Constitutional ConventionEdit

By 1934, when the United States Congress approved the Philippine Independence Act which would pave the way for the creation of the Philippine Constitution,[11] Filemon was elected as delegate to the Constitutional Convention.[10] In October 9, 1934, he was appointed[1] and became chairman of the group called Seven Wise Men that included Conrado Benitez Manuel C. Briones, Manuel Roxas, Miguel Cuaderno, Norberto Romualdez, and Vicente Singson Encarnacion,[12] who had significant contribution to the draft of the 1935 Constitution.[11] He submitted the first draft to the convention on November 6, 1934.[1]

Institute of National LanguageEdit

In January 12, 1937, he was appointed as delegate of the Institute of National Language, which was created by virtue of Commonwealth Act No. 184, by then President Manuel L. Quezon.[1] The government body, the first of its kind, was tasked to develop the Philippine national language.[13]

Later yearsEdit

On November 25, 1960, Pascuala would later petition the courts to recognize her as natural child of Filemon, and the Supreme Court decided in her favor on July 15, 1968.[4] Filemon died in Cebu City on October 10, 1966.[2]

Historical commemorationEdit

  • The Filemon Street, which starts from Gorordo Avenue to Maxilom Avenue, in Cebu City was named in his honor by virtue of City Ordinance No. 1123. [10]


  1. ^ a b c d e Mojares, Resil B. "Today in the History of Cebu" (PDF). University of San Carlos. Retrieved May 17, 2019.
  2. ^ a b c Tinga, Pablo S. (2009). CEBU: Yesterday, Today, and Tomorrow. Cebu City: Saint Jude Book Publisher. ISBN 9789710553150.
  3. ^ a b c d "Filemon Sotto". Senate of the Philippines.

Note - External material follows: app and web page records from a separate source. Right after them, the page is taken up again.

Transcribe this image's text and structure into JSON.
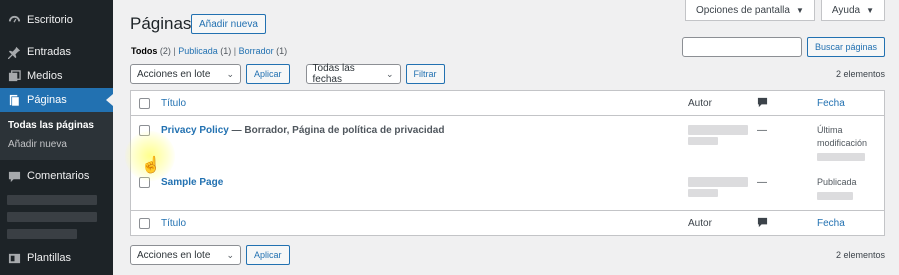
{
  "sidebar": {
    "items": [
      {
        "label": "Escritorio",
        "icon": "dashboard-icon"
      },
      {
        "label": "Entradas",
        "icon": "pin-icon"
      },
      {
        "label": "Medios",
        "icon": "media-icon"
      },
      {
        "label": "Páginas",
        "icon": "pages-icon"
      },
      {
        "label": "Comentarios",
        "icon": "comments-icon"
      },
      {
        "label": "Plantillas",
        "icon": "templates-icon"
      }
    ],
    "submenu": {
      "all": "Todas las páginas",
      "add": "Añadir nueva"
    }
  },
  "screen_options": {
    "label": "Opciones de pantalla"
  },
  "help": {
    "label": "Ayuda"
  },
  "header": {
    "title": "Páginas",
    "add_new": "Añadir nueva"
  },
  "filters": {
    "all": "Todos",
    "all_count": "(2)",
    "published": "Publicada",
    "published_count": "(1)",
    "draft": "Borrador",
    "draft_count": "(1)",
    "separator": "|"
  },
  "search": {
    "button": "Buscar páginas",
    "value": ""
  },
  "tablenav_top": {
    "bulk": "Acciones en lote",
    "apply": "Aplicar",
    "dates": "Todas las fechas",
    "filter": "Filtrar",
    "count": "2 elementos"
  },
  "table": {
    "columns": {
      "title": "Título",
      "author": "Autor",
      "date": "Fecha"
    },
    "rows": [
      {
        "title": "Privacy Policy",
        "state": " — Borrador, Página de política de privacidad",
        "author_dash": "—",
        "date_line1": "Última",
        "date_line2": "modificación"
      },
      {
        "title": "Sample Page",
        "state": "",
        "author_dash": "—",
        "date_line1": "Publicada",
        "date_line2": ""
      }
    ]
  },
  "tablenav_bottom": {
    "bulk": "Acciones en lote",
    "apply": "Aplicar",
    "count": "2 elementos"
  },
  "colors": {
    "accent": "#2271b1",
    "sidebar": "#1d2327",
    "active": "#2271b1"
  }
}
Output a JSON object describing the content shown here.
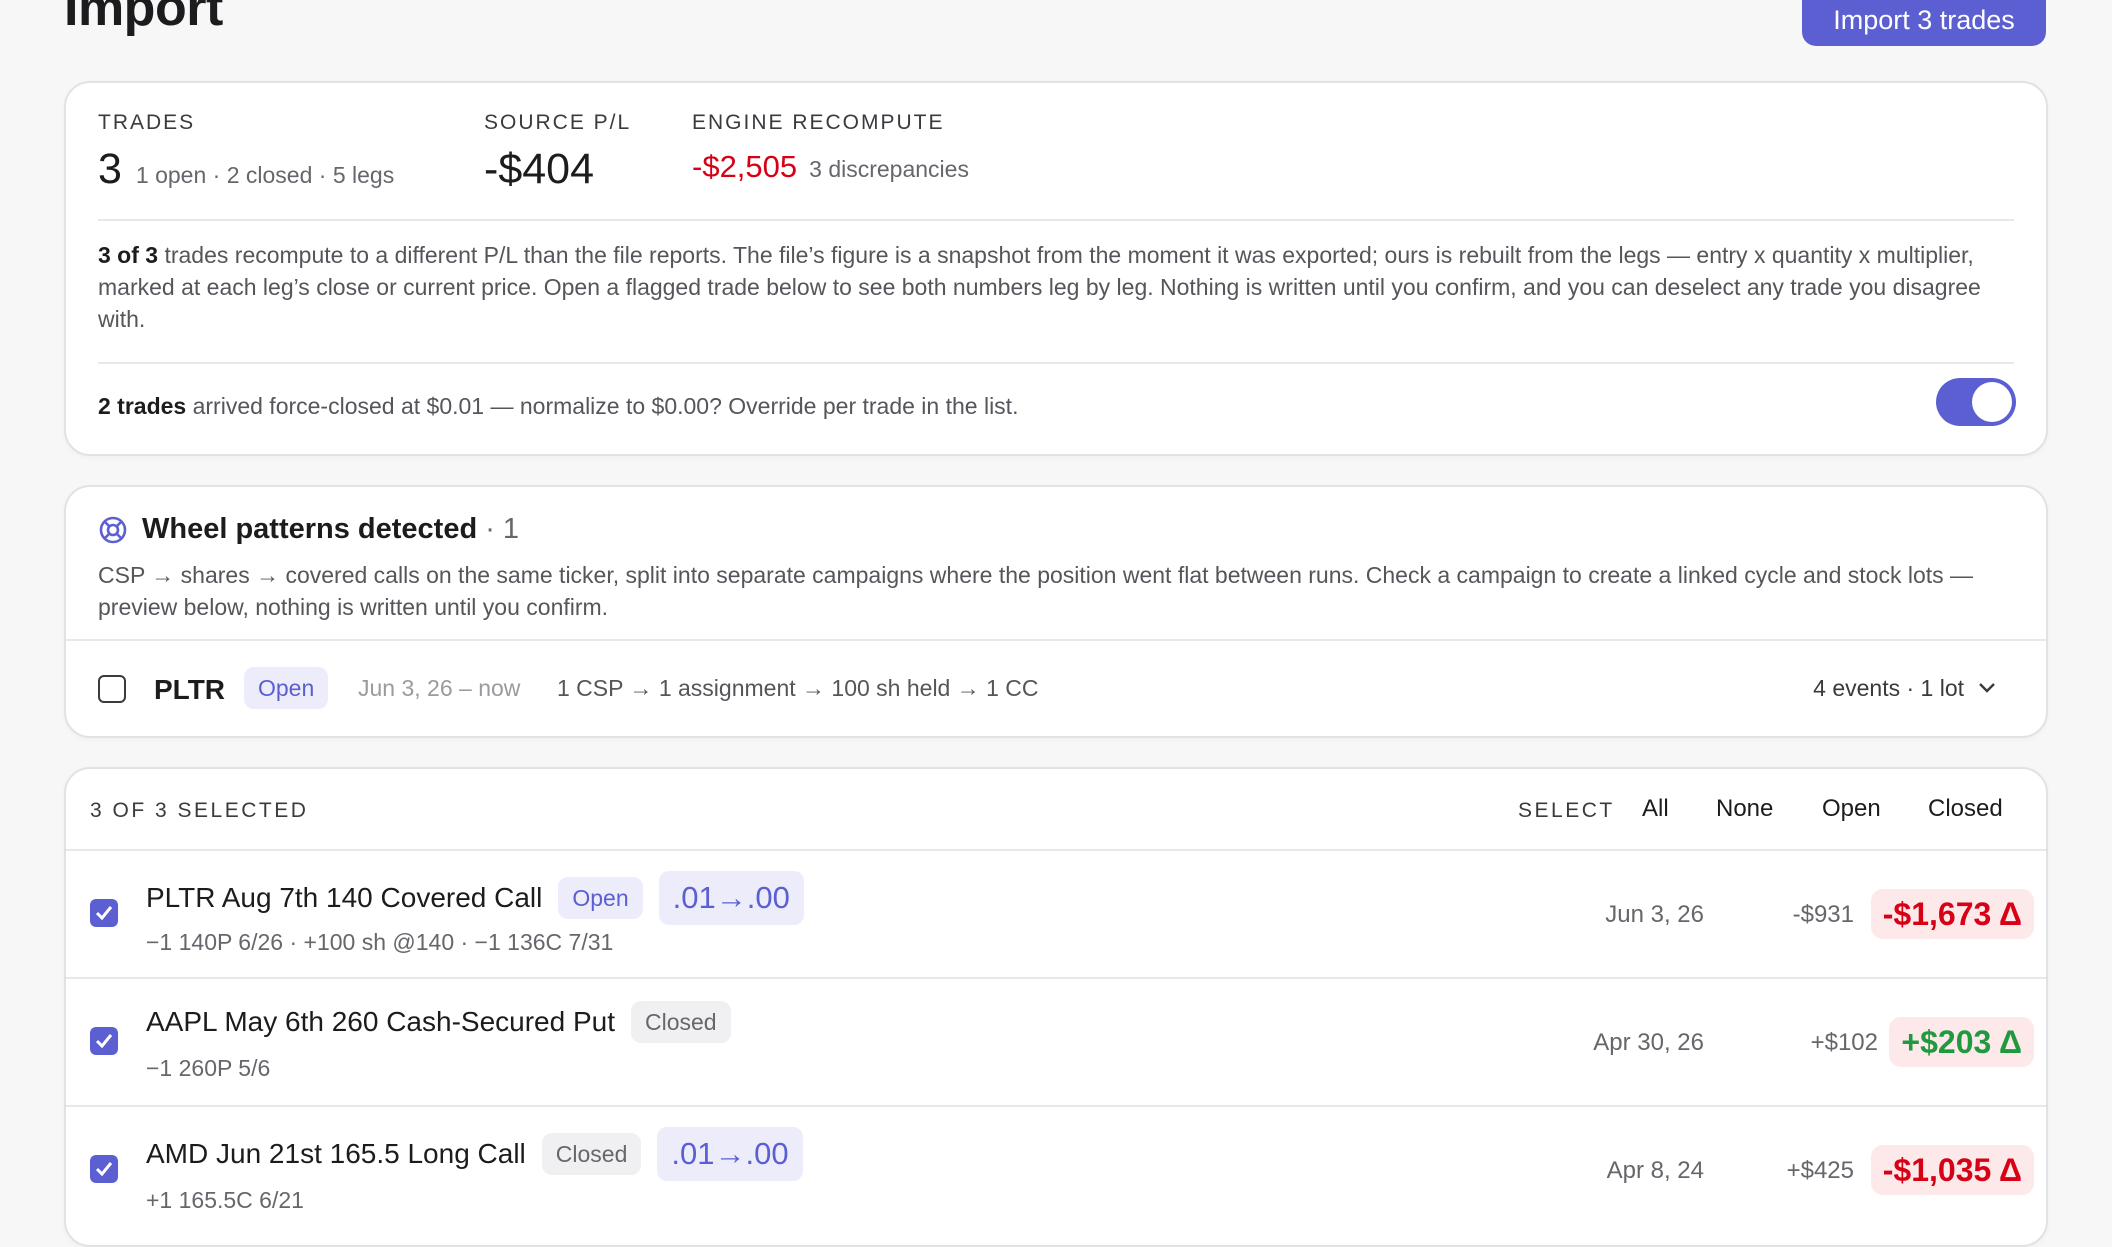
{
  "page": {
    "title": "Import",
    "import_button": "Import 3 trades"
  },
  "summary": {
    "trades_label": "TRADES",
    "trades_value": "3",
    "trades_detail": "1 open · 2 closed · 5 legs",
    "source_label": "SOURCE P/L",
    "source_value": "-$404",
    "engine_label": "ENGINE RECOMPUTE",
    "engine_value": "-$2,505",
    "engine_detail": "3 discrepancies",
    "explain_strong": "3 of 3",
    "explain_text": " trades recompute to a different P/L than the file reports. The file’s figure is a snapshot from the moment it was exported; ours is rebuilt from the legs — entry x quantity x multiplier, marked at each leg’s close or current price. Open a flagged trade below to see both numbers leg by leg. Nothing is written until you confirm, and you can deselect any trade you disagree with.",
    "force_strong": "2 trades",
    "force_text": " arrived force-closed at $0.01 — normalize to $0.00? Override per trade in the list.",
    "normalize_toggle_on": true
  },
  "wheel": {
    "title": "Wheel patterns detected",
    "count": "· 1",
    "description": "CSP → shares → covered calls on the same ticker, split into separate campaigns where the position went flat between runs. Check a campaign to create a linked cycle and stock lots — preview below, nothing is written until you confirm.",
    "campaign": {
      "ticker": "PLTR",
      "status": "Open",
      "dates": "Jun 3, 26 – now",
      "flow": "1 CSP → 1 assignment → 100 sh held → 1 CC",
      "summary": "4 events · 1 lot",
      "checked": false
    }
  },
  "list": {
    "selected_label": "3 OF 3 SELECTED",
    "select_label": "SELECT",
    "select_options": [
      "All",
      "None",
      "Open",
      "Closed"
    ],
    "trades": [
      {
        "name": "PLTR Aug 7th 140 Covered Call",
        "status": "Open",
        "normalize": ".01→.00",
        "legs": "−1 140P 6/26 · +100 sh @140 · −1 136C 7/31",
        "date": "Jun 3, 26",
        "source_pl": "-$931",
        "engine_pl": "-$1,673 Δ",
        "engine_sign": "neg",
        "checked": true
      },
      {
        "name": "AAPL May 6th 260 Cash-Secured Put",
        "status": "Closed",
        "normalize": "",
        "legs": "−1 260P 5/6",
        "date": "Apr 30, 26",
        "source_pl": "+$102",
        "engine_pl": "+$203 Δ",
        "engine_sign": "pos",
        "checked": true
      },
      {
        "name": "AMD Jun 21st 165.5 Long Call",
        "status": "Closed",
        "normalize": ".01→.00",
        "legs": "+1 165.5C 6/21",
        "date": "Apr 8, 24",
        "source_pl": "+$425",
        "engine_pl": "-$1,035 Δ",
        "engine_sign": "neg",
        "checked": true
      }
    ]
  },
  "colors": {
    "accent": "#5b5fd1",
    "negative": "#d70015",
    "positive": "#1f9a3e"
  }
}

Retrieved May 17, 2019.
  4. ^ a b "G.R. No. L-21175". Retrieved 2019-05-17.
  5. ^ Oaminal, Clarence Paul (April 27, 2018). "Don Filemon Yap Sotto and Remedios Duterte | The Freeman". Retrieved 2019-05-17.
  6. ^ Oaminal, Clarence Paul (March 9, 2018). "Don Filemon Sotto's "La Revolucion" | The Freeman". Retrieved 2019-05-17.
  7. ^ "Roster of Philippine Legislators". House of Representatives; Republic of the Philippines. Retrieved May 17, 2019.
  8. ^ Angeles, Leonora C. (February 22, 2012). "Philippines Suffragist Movement". Women Suffrage and Beyond. Retrieved May 26, 2019.
  9. ^ Davis, Leonard. (1989). Revolutionary Struggle in the Philippines. London: Palgrave Macmillan Limited. ISBN 9781349198627. OCLC 1085192082.
  10. ^ a b c Oaminal, Clarence Paul (March 21, 2014). "Filemon Sotto Drive, Cebu City". The Freeman through Pressreader. Retrieved 2019-05-17.
  11. ^ a b "Constitution Day | GOVPH". Official Gazette of the Republic of the Philippines. Retrieved 2019-05-17.
  12. ^ "Filipinos on July 10, 1934 elected delegates to constitutional convention". The Kahimyang Project. Retrieved 2019-05-17.
  13. ^ Inquirer, Philippine Daily. "Did you know: Institute of National Language". Retrieved 2019-05-17.